Samsung held a launch event for its Bada open mobile platform in London last week. Ovum’s view is that 2010 will be the year of the low-cost smartphone. The evidence is a combination of lower-cost, high-performance chipsets (such as those based on ARM’s Cortex A5 architecture); Nokia pushing Symbian further down its range; OEMs competing to deploy Android into as many handsets as possible; and operators keen to create a mass-market alternative to the iPhone App Store. Will Samsung be able to capitalize on this opportunity with Bada?
Samsung’s timing is ideal to capitalize on these conditions, with a strategy designed to bring capabilities that users have come to expect on smartphones (location, web services, touch screens, 3D graphics, sensors, third-party applications) to its mid range.
The launch of Bada demonstrates Samsung’s understanding that to become a leader in the mobile handset industry today requires innovation in software as well as hardware. It’s increasingly difficult for OEMs to differentiate using a shared software platform, as both the services and developer ecosystem are typically owned by others, taking value away from the OEMs.
However, to avoid becoming the plastic wrapping on someone else’s software and services requires the ownership of a software platform or finessing the user experience of someone else’s software platform. The former requires heavy investment and carries greater risk, but potentially greater return. Samsung has a foot in each camp: Bada as a differentiated mid-range volume proposition; and a choice of Android, Windows Phone and Symbian platforms for its other smartphones. Samsung will pick and choose the most appropriate platform based on customer demand.
The risk for Samsung is that it fails to attract developers to support the new platform. Samsung needs to provide a developer experience that matches the best that Apple and Google can offer their developers (straightforward route to market, approval and certification of applications; comprehensive tools; a wide range of APIs and documentation; and the right developer runtimes). This is not easy, and is something Nokia is struggling with.
Samsung also needs to show quickly that it can create shipment volumes for Bada and provide developers with a significant addressable market for their applications.
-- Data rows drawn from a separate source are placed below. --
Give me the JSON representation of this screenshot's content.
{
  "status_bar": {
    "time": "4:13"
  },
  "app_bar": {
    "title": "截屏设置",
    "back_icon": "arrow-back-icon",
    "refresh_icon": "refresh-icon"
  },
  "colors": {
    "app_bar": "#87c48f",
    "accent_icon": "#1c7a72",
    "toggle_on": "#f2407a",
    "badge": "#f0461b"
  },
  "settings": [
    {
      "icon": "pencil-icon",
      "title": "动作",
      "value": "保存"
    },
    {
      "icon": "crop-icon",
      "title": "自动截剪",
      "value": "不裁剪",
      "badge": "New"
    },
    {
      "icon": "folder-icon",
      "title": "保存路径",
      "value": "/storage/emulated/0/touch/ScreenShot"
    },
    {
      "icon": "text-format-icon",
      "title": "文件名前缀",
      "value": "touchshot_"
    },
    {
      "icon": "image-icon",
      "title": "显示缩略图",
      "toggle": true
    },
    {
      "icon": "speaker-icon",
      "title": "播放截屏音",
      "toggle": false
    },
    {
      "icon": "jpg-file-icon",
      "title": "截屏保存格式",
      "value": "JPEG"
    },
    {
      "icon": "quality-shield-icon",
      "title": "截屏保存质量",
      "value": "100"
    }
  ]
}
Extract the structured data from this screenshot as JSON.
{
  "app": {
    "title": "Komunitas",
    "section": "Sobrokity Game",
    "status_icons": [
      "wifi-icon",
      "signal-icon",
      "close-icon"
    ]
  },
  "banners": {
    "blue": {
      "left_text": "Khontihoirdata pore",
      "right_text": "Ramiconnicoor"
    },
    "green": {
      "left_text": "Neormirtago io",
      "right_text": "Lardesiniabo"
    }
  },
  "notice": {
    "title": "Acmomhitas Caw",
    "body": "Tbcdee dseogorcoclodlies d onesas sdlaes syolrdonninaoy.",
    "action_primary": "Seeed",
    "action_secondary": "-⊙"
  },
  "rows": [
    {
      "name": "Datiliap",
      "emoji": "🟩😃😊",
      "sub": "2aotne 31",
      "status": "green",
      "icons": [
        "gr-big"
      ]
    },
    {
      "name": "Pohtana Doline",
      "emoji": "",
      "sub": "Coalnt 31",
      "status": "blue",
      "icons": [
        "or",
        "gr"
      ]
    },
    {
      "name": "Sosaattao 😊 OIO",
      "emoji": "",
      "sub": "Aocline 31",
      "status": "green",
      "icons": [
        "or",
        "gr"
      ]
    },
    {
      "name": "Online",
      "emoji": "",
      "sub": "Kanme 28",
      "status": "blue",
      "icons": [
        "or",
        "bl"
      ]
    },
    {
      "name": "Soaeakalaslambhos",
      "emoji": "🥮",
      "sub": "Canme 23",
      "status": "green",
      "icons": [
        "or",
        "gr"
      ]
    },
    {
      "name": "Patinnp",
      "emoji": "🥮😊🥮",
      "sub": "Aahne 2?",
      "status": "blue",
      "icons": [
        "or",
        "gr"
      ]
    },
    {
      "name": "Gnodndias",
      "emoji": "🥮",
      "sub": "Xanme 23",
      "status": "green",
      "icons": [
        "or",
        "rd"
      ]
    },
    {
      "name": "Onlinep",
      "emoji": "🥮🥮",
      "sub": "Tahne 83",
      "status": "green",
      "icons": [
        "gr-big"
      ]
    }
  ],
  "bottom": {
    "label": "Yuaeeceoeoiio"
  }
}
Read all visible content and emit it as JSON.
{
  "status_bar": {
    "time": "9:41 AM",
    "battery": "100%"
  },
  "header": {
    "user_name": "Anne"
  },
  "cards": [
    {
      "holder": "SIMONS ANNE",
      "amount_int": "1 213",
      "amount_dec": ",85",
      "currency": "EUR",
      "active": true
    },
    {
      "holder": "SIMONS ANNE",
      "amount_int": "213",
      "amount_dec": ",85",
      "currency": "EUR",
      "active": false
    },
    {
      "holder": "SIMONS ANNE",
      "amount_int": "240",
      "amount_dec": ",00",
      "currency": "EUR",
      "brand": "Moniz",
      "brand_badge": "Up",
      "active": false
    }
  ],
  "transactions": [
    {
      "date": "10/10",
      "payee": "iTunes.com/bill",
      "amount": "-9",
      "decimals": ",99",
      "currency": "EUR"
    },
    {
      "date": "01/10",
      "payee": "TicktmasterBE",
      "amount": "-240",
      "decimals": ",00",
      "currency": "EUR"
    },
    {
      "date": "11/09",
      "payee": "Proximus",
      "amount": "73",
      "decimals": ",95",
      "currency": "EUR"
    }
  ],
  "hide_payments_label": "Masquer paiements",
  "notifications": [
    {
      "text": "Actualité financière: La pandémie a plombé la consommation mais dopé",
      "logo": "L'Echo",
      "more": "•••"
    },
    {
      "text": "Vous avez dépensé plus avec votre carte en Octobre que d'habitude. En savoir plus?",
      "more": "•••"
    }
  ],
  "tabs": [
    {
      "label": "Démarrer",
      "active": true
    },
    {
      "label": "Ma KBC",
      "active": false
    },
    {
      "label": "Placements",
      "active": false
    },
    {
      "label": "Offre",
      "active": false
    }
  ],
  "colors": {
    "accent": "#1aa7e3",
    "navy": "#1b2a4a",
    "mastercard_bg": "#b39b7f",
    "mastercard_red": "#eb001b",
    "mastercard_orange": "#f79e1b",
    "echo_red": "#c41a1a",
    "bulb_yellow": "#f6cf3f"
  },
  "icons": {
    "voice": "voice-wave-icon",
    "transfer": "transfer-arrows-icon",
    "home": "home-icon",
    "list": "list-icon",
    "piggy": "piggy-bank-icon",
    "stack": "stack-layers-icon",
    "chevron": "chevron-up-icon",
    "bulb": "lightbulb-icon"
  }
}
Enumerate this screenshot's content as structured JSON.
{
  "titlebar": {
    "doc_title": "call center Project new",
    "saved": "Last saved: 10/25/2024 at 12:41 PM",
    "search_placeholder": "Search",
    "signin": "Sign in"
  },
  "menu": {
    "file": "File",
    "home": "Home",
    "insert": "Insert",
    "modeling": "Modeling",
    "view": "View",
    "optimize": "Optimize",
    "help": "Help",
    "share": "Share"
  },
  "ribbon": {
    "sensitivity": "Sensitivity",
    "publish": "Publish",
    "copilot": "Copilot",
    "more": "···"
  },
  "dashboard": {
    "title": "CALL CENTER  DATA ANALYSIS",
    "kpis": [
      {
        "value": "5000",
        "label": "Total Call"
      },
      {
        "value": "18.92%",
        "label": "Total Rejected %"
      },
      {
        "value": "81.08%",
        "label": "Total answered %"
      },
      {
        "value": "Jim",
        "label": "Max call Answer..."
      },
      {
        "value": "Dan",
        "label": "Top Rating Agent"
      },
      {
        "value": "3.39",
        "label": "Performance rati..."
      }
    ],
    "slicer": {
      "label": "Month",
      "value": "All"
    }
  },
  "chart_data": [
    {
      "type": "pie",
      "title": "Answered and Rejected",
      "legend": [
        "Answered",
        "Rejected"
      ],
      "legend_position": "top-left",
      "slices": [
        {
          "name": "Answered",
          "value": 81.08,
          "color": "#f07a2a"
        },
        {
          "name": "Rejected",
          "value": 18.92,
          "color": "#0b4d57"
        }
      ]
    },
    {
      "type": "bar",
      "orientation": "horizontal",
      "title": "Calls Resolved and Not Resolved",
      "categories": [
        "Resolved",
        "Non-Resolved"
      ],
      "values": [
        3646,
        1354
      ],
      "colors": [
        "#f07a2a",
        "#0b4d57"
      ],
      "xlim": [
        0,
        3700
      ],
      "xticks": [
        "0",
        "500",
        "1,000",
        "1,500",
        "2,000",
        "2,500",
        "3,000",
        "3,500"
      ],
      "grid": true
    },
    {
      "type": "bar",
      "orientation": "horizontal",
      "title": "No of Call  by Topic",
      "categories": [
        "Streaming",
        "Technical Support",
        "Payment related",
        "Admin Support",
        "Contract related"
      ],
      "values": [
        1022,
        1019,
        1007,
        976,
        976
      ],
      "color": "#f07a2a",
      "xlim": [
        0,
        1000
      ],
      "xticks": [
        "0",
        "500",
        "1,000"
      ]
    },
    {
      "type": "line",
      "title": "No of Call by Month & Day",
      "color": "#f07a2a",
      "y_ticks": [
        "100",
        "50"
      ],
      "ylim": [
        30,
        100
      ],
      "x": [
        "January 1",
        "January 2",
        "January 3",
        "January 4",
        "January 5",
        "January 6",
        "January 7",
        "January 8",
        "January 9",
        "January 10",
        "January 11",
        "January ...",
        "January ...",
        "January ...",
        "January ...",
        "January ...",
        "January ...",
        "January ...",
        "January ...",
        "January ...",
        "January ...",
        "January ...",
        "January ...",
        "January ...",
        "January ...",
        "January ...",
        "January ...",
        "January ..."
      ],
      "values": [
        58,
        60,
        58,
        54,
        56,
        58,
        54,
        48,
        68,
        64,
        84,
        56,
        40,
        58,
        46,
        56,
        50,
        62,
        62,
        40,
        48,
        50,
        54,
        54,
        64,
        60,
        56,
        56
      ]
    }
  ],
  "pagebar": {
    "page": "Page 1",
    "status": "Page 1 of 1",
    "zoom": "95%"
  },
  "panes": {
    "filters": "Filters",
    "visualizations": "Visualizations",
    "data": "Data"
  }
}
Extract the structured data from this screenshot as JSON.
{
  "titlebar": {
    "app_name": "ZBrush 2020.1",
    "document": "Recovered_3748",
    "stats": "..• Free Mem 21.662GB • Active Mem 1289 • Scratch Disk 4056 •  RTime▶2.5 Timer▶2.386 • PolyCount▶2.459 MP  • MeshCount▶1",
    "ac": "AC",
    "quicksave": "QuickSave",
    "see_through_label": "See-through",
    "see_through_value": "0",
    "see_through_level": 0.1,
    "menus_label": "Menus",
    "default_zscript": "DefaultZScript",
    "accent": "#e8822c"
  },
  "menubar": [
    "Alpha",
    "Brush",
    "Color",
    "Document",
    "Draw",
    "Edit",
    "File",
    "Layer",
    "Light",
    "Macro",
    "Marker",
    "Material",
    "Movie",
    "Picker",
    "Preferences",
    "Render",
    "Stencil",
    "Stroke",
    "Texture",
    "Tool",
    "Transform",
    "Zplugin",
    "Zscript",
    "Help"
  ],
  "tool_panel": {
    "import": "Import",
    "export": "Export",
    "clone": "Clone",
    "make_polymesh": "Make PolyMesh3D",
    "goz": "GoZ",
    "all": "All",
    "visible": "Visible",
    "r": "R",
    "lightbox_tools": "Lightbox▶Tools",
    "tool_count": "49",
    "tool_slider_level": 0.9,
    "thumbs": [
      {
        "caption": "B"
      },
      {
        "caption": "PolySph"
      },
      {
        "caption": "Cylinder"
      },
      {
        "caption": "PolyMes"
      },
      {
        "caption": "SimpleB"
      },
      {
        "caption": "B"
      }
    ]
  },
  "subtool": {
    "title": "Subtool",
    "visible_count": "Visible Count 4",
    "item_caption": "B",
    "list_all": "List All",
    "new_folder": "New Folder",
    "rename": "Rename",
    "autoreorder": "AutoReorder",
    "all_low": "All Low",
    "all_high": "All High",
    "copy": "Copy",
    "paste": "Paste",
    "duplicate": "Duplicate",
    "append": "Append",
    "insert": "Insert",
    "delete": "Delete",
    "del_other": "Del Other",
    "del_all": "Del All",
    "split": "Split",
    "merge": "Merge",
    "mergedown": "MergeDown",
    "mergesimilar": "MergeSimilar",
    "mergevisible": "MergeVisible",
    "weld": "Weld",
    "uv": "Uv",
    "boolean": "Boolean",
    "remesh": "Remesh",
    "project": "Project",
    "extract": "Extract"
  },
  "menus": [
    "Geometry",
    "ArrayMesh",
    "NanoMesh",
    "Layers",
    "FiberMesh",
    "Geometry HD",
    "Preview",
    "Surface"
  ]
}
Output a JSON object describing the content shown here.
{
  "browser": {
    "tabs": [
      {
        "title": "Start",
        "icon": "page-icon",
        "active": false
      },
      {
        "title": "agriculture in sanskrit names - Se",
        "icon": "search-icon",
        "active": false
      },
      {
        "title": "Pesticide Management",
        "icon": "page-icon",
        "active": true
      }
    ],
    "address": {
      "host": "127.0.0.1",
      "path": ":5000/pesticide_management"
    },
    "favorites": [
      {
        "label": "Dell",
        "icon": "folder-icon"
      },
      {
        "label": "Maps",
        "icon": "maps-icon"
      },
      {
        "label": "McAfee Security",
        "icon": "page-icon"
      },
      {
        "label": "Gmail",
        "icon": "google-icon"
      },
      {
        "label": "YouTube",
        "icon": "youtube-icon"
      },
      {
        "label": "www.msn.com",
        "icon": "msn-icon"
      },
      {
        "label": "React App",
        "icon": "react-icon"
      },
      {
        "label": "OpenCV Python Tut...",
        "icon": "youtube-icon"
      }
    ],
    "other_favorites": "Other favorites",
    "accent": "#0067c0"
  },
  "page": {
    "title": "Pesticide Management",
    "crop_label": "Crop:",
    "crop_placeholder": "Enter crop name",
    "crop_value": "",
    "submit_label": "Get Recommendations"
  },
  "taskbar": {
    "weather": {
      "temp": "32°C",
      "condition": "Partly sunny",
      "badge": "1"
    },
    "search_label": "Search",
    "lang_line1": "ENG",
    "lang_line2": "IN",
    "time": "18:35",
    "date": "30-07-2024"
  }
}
At this early stage there are no devices announced, and developers will need to place a lot of faith in Samsung – a risk when there is already a plethora of alternative platforms available.
Consumers will benefit from cheaper smartphone propositions and increased choice, provided user experience is not compromised by mediocre applications, content and services. Samsung has delivered some compelling mid-range devices (the Jet is a good example) but has to bring the applications and services aspect (the ‘smart’ part of smartphone) to win over consumers.
This is a bold move for Samsung, and a setback for other platforms as a potentially significant volume of Samsung devices will use Bada. In 12 months’ time we will have a good view of whether this has been a success for Samsung, or whether its ocean is too treacherous for developers to navigate.